Int J Biol Sci 2020; 16(15):3075-3084. doi:10.7150/ijbs.49735 This issue
1. Institute of Translational Medicine, Key Laboratory of Cell Biology of Ministry of Public Health, and Key Laboratory of Medical Cell Biology of Ministry of Education, Liaoning Province Collaborative Innovation Center of Aging Related Disease Diagnosis, Treatment and Prevention, China Medical University, No. 77, Puhe Road, Shenyang North New Area, Shenyang, 110042, Liaoning, China.
2. Department of Pathology, School of Medicine, University of Alabama at Birmingham, Birmingham, AL 35249-7331, USA.
3. Department of Medical Oncology, Cancer Hospital of China Medical University, Liaoning Cancer Hospital and & Institute, 44 Xiaoheyan Road, Dadong District, Shenyang 110042, Liaoning, China.
4. Central laboratory, Cancer Hospital of China Medical University, Liaoning Cancer Hospital and & Institute, 44 Xiaoheyan Road, Dadong District, Shenyang 110042, Liaoning, China.
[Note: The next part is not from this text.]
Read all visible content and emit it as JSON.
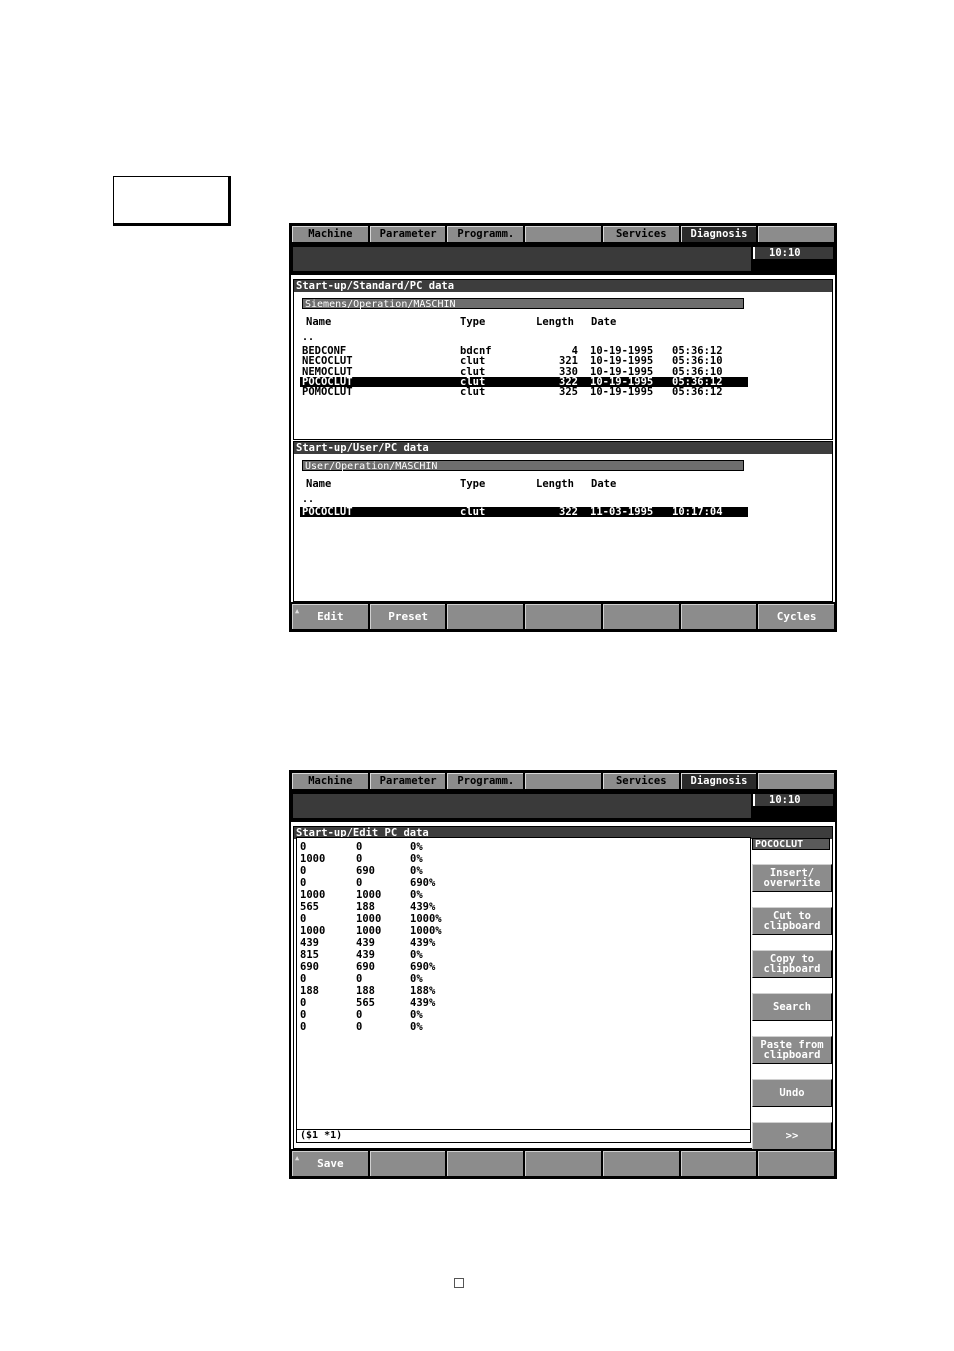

Sirtuin 2 (SIRT2), an NAD+-dependent deacetylase, regulates multiple biologic and pathologic processes including mitosis, genomic integrity, cell homeostasis and tumorigenesis. However, the role of SIRT2 in the immune response to cancer remains largely elusive. In this study, we found significantly lower expression of SIRT2 in peripheral T lymphocytes from breast cancer patients when compared to normal individuals. Moreover, SIRT2 levels positively correlated with CD8+ effector memory T (TEM) cells in breast cancer patients. In keeping with these findings, altered T cells differentiation manifested as decreased TEM cells and increased naive T cells were observed in Sirt2 deficient mice. The upregulation of CD8+ TEM by SIRT2 might attribute to the activation of aerobic oxidation as well as the inhibition of GSK3β acetylation in CD8+ T cells. Taken together, these results suggest that SIRT2 participate in tumor immune response by regulating T cell differentiation, which may provide novel insight for tumor prevention and immune therapy.
Keywords: SIRT2, T cell, differentiation, breast cancer